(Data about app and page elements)
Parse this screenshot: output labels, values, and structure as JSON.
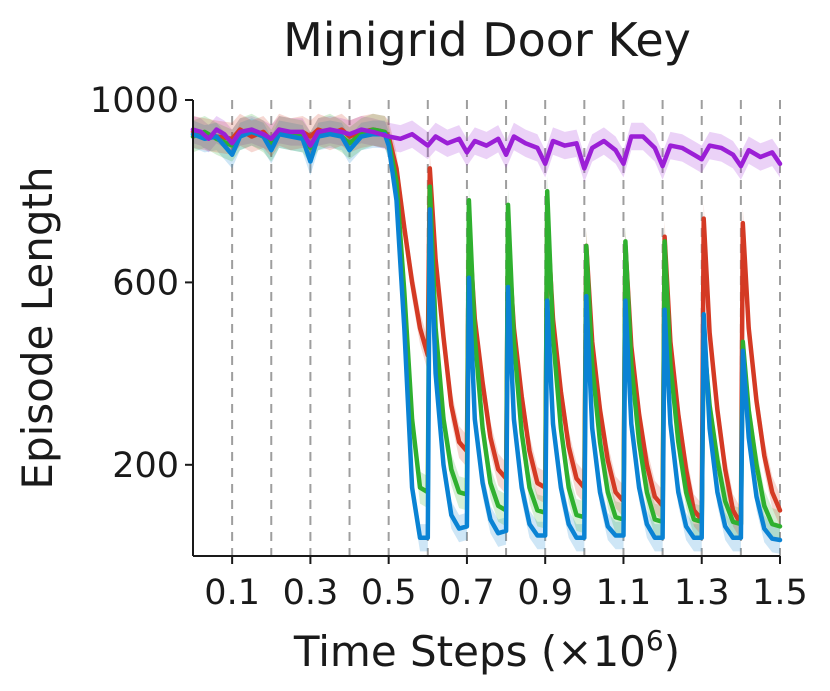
{
  "chart_data": {
    "type": "line",
    "title": "Minigrid Door Key",
    "xlabel": "Time Steps (×10",
    "xlabel_exponent": "6",
    "xlabel_close": ")",
    "ylabel": "Episode Length",
    "xlim": [
      0,
      1.5
    ],
    "ylim": [
      0,
      1000
    ],
    "xticks": [
      {
        "value": 0.1,
        "label": "0.1"
      },
      {
        "value": 0.3,
        "label": "0.3"
      },
      {
        "value": 0.5,
        "label": "0.5"
      },
      {
        "value": 0.7,
        "label": "0.7"
      },
      {
        "value": 0.9,
        "label": "0.9"
      },
      {
        "value": 1.1,
        "label": "1.1"
      },
      {
        "value": 1.3,
        "label": "1.3"
      },
      {
        "value": 1.5,
        "label": "1.5"
      }
    ],
    "yticks": [
      {
        "value": 1000,
        "label": "1000"
      },
      {
        "value": 600,
        "label": "600"
      },
      {
        "value": 200,
        "label": "200"
      }
    ],
    "task_switch_lines": [
      0.1,
      0.2,
      0.3,
      0.4,
      0.5,
      0.6,
      0.7,
      0.8,
      0.9,
      1.0,
      1.1,
      1.2,
      1.3,
      1.4,
      1.5
    ],
    "grid": false,
    "legend": "none",
    "series": [
      {
        "color": "#9b1fd6",
        "band": 30,
        "points": [
          [
            0,
            935
          ],
          [
            0.02,
            930
          ],
          [
            0.04,
            915
          ],
          [
            0.06,
            935
          ],
          [
            0.08,
            925
          ],
          [
            0.1,
            905
          ],
          [
            0.12,
            930
          ],
          [
            0.15,
            935
          ],
          [
            0.18,
            925
          ],
          [
            0.2,
            915
          ],
          [
            0.22,
            935
          ],
          [
            0.25,
            930
          ],
          [
            0.28,
            930
          ],
          [
            0.3,
            900
          ],
          [
            0.32,
            930
          ],
          [
            0.35,
            935
          ],
          [
            0.38,
            930
          ],
          [
            0.4,
            925
          ],
          [
            0.43,
            935
          ],
          [
            0.46,
            930
          ],
          [
            0.5,
            920
          ],
          [
            0.53,
            915
          ],
          [
            0.56,
            925
          ],
          [
            0.6,
            900
          ],
          [
            0.62,
            920
          ],
          [
            0.65,
            905
          ],
          [
            0.68,
            915
          ],
          [
            0.7,
            885
          ],
          [
            0.72,
            910
          ],
          [
            0.75,
            900
          ],
          [
            0.78,
            915
          ],
          [
            0.8,
            880
          ],
          [
            0.82,
            920
          ],
          [
            0.85,
            905
          ],
          [
            0.88,
            895
          ],
          [
            0.9,
            860
          ],
          [
            0.92,
            910
          ],
          [
            0.95,
            900
          ],
          [
            0.98,
            905
          ],
          [
            1.0,
            850
          ],
          [
            1.02,
            895
          ],
          [
            1.05,
            910
          ],
          [
            1.08,
            890
          ],
          [
            1.1,
            860
          ],
          [
            1.12,
            920
          ],
          [
            1.15,
            920
          ],
          [
            1.18,
            895
          ],
          [
            1.2,
            855
          ],
          [
            1.22,
            900
          ],
          [
            1.25,
            895
          ],
          [
            1.28,
            880
          ],
          [
            1.3,
            870
          ],
          [
            1.32,
            900
          ],
          [
            1.35,
            895
          ],
          [
            1.38,
            880
          ],
          [
            1.4,
            855
          ],
          [
            1.42,
            890
          ],
          [
            1.45,
            875
          ],
          [
            1.48,
            885
          ],
          [
            1.5,
            860
          ]
        ]
      },
      {
        "color": "#0a83d4",
        "band": 30,
        "points": [
          [
            0,
            925
          ],
          [
            0.03,
            915
          ],
          [
            0.06,
            920
          ],
          [
            0.1,
            880
          ],
          [
            0.12,
            920
          ],
          [
            0.15,
            930
          ],
          [
            0.18,
            920
          ],
          [
            0.2,
            890
          ],
          [
            0.22,
            925
          ],
          [
            0.25,
            920
          ],
          [
            0.28,
            915
          ],
          [
            0.3,
            865
          ],
          [
            0.32,
            920
          ],
          [
            0.35,
            925
          ],
          [
            0.38,
            920
          ],
          [
            0.4,
            890
          ],
          [
            0.43,
            920
          ],
          [
            0.46,
            925
          ],
          [
            0.49,
            925
          ],
          [
            0.5,
            900
          ],
          [
            0.52,
            780
          ],
          [
            0.54,
            500
          ],
          [
            0.56,
            150
          ],
          [
            0.58,
            40
          ],
          [
            0.6,
            40
          ],
          [
            0.605,
            760
          ],
          [
            0.62,
            400
          ],
          [
            0.64,
            200
          ],
          [
            0.66,
            90
          ],
          [
            0.68,
            60
          ],
          [
            0.7,
            65
          ],
          [
            0.705,
            610
          ],
          [
            0.72,
            300
          ],
          [
            0.74,
            160
          ],
          [
            0.76,
            80
          ],
          [
            0.78,
            50
          ],
          [
            0.8,
            55
          ],
          [
            0.805,
            590
          ],
          [
            0.82,
            300
          ],
          [
            0.84,
            150
          ],
          [
            0.86,
            70
          ],
          [
            0.88,
            45
          ],
          [
            0.9,
            45
          ],
          [
            0.905,
            560
          ],
          [
            0.92,
            290
          ],
          [
            0.94,
            150
          ],
          [
            0.96,
            70
          ],
          [
            0.98,
            40
          ],
          [
            1.0,
            40
          ],
          [
            1.005,
            570
          ],
          [
            1.02,
            280
          ],
          [
            1.04,
            140
          ],
          [
            1.06,
            65
          ],
          [
            1.08,
            45
          ],
          [
            1.1,
            45
          ],
          [
            1.105,
            560
          ],
          [
            1.12,
            290
          ],
          [
            1.14,
            150
          ],
          [
            1.16,
            70
          ],
          [
            1.18,
            40
          ],
          [
            1.2,
            40
          ],
          [
            1.205,
            540
          ],
          [
            1.22,
            290
          ],
          [
            1.24,
            140
          ],
          [
            1.26,
            65
          ],
          [
            1.28,
            40
          ],
          [
            1.3,
            40
          ],
          [
            1.305,
            530
          ],
          [
            1.32,
            280
          ],
          [
            1.34,
            140
          ],
          [
            1.36,
            65
          ],
          [
            1.38,
            40
          ],
          [
            1.4,
            40
          ],
          [
            1.405,
            450
          ],
          [
            1.42,
            260
          ],
          [
            1.44,
            130
          ],
          [
            1.46,
            60
          ],
          [
            1.48,
            38
          ],
          [
            1.5,
            35
          ]
        ]
      },
      {
        "color": "#2fb02f",
        "band": 35,
        "points": [
          [
            0,
            920
          ],
          [
            0.03,
            930
          ],
          [
            0.06,
            915
          ],
          [
            0.1,
            900
          ],
          [
            0.12,
            925
          ],
          [
            0.15,
            935
          ],
          [
            0.18,
            920
          ],
          [
            0.2,
            900
          ],
          [
            0.22,
            930
          ],
          [
            0.25,
            925
          ],
          [
            0.28,
            920
          ],
          [
            0.3,
            895
          ],
          [
            0.32,
            925
          ],
          [
            0.35,
            935
          ],
          [
            0.38,
            920
          ],
          [
            0.4,
            905
          ],
          [
            0.43,
            925
          ],
          [
            0.46,
            935
          ],
          [
            0.49,
            930
          ],
          [
            0.5,
            910
          ],
          [
            0.52,
            820
          ],
          [
            0.54,
            580
          ],
          [
            0.56,
            300
          ],
          [
            0.58,
            150
          ],
          [
            0.6,
            140
          ],
          [
            0.605,
            810
          ],
          [
            0.62,
            500
          ],
          [
            0.64,
            300
          ],
          [
            0.66,
            190
          ],
          [
            0.68,
            140
          ],
          [
            0.7,
            135
          ],
          [
            0.705,
            780
          ],
          [
            0.72,
            480
          ],
          [
            0.74,
            280
          ],
          [
            0.76,
            160
          ],
          [
            0.78,
            110
          ],
          [
            0.8,
            100
          ],
          [
            0.805,
            770
          ],
          [
            0.82,
            470
          ],
          [
            0.84,
            270
          ],
          [
            0.86,
            150
          ],
          [
            0.88,
            100
          ],
          [
            0.9,
            95
          ],
          [
            0.905,
            800
          ],
          [
            0.92,
            480
          ],
          [
            0.94,
            280
          ],
          [
            0.96,
            150
          ],
          [
            0.98,
            90
          ],
          [
            1.0,
            85
          ],
          [
            1.005,
            680
          ],
          [
            1.02,
            420
          ],
          [
            1.04,
            250
          ],
          [
            1.06,
            140
          ],
          [
            1.08,
            85
          ],
          [
            1.1,
            80
          ],
          [
            1.105,
            690
          ],
          [
            1.12,
            420
          ],
          [
            1.14,
            250
          ],
          [
            1.16,
            140
          ],
          [
            1.18,
            80
          ],
          [
            1.2,
            75
          ],
          [
            1.205,
            690
          ],
          [
            1.22,
            420
          ],
          [
            1.24,
            250
          ],
          [
            1.26,
            140
          ],
          [
            1.28,
            80
          ],
          [
            1.3,
            75
          ],
          [
            1.305,
            480
          ],
          [
            1.32,
            330
          ],
          [
            1.34,
            210
          ],
          [
            1.36,
            120
          ],
          [
            1.38,
            75
          ],
          [
            1.4,
            70
          ],
          [
            1.405,
            470
          ],
          [
            1.42,
            320
          ],
          [
            1.44,
            200
          ],
          [
            1.46,
            110
          ],
          [
            1.48,
            70
          ],
          [
            1.5,
            65
          ]
        ]
      },
      {
        "color": "#d43a24",
        "band": 35,
        "points": [
          [
            0,
            930
          ],
          [
            0.03,
            925
          ],
          [
            0.06,
            920
          ],
          [
            0.1,
            915
          ],
          [
            0.12,
            935
          ],
          [
            0.15,
            920
          ],
          [
            0.18,
            930
          ],
          [
            0.2,
            910
          ],
          [
            0.22,
            935
          ],
          [
            0.25,
            925
          ],
          [
            0.28,
            930
          ],
          [
            0.3,
            920
          ],
          [
            0.32,
            935
          ],
          [
            0.35,
            925
          ],
          [
            0.38,
            935
          ],
          [
            0.4,
            920
          ],
          [
            0.43,
            930
          ],
          [
            0.46,
            935
          ],
          [
            0.49,
            930
          ],
          [
            0.5,
            920
          ],
          [
            0.52,
            850
          ],
          [
            0.54,
            720
          ],
          [
            0.56,
            600
          ],
          [
            0.58,
            500
          ],
          [
            0.6,
            440
          ],
          [
            0.605,
            850
          ],
          [
            0.62,
            650
          ],
          [
            0.64,
            480
          ],
          [
            0.66,
            330
          ],
          [
            0.68,
            250
          ],
          [
            0.7,
            230
          ],
          [
            0.705,
            720
          ],
          [
            0.72,
            520
          ],
          [
            0.74,
            380
          ],
          [
            0.76,
            260
          ],
          [
            0.78,
            190
          ],
          [
            0.8,
            170
          ],
          [
            0.805,
            700
          ],
          [
            0.82,
            500
          ],
          [
            0.84,
            350
          ],
          [
            0.86,
            230
          ],
          [
            0.88,
            160
          ],
          [
            0.9,
            150
          ],
          [
            0.905,
            740
          ],
          [
            0.92,
            520
          ],
          [
            0.94,
            360
          ],
          [
            0.96,
            240
          ],
          [
            0.98,
            170
          ],
          [
            1.0,
            150
          ],
          [
            1.005,
            680
          ],
          [
            1.02,
            470
          ],
          [
            1.04,
            320
          ],
          [
            1.06,
            210
          ],
          [
            1.08,
            140
          ],
          [
            1.1,
            120
          ],
          [
            1.105,
            680
          ],
          [
            1.12,
            460
          ],
          [
            1.14,
            310
          ],
          [
            1.16,
            200
          ],
          [
            1.18,
            130
          ],
          [
            1.2,
            110
          ],
          [
            1.205,
            700
          ],
          [
            1.22,
            470
          ],
          [
            1.24,
            310
          ],
          [
            1.26,
            190
          ],
          [
            1.28,
            100
          ],
          [
            1.3,
            80
          ],
          [
            1.305,
            740
          ],
          [
            1.32,
            490
          ],
          [
            1.34,
            320
          ],
          [
            1.36,
            190
          ],
          [
            1.38,
            100
          ],
          [
            1.4,
            70
          ],
          [
            1.405,
            730
          ],
          [
            1.42,
            500
          ],
          [
            1.44,
            340
          ],
          [
            1.46,
            220
          ],
          [
            1.48,
            140
          ],
          [
            1.5,
            100
          ]
        ]
      }
    ]
  }
}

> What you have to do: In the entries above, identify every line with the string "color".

> Your response:
        "color": "#9b1fd6",
        "color": "#0a83d4",
        "color": "#2fb02f",
        "color": "#d43a24",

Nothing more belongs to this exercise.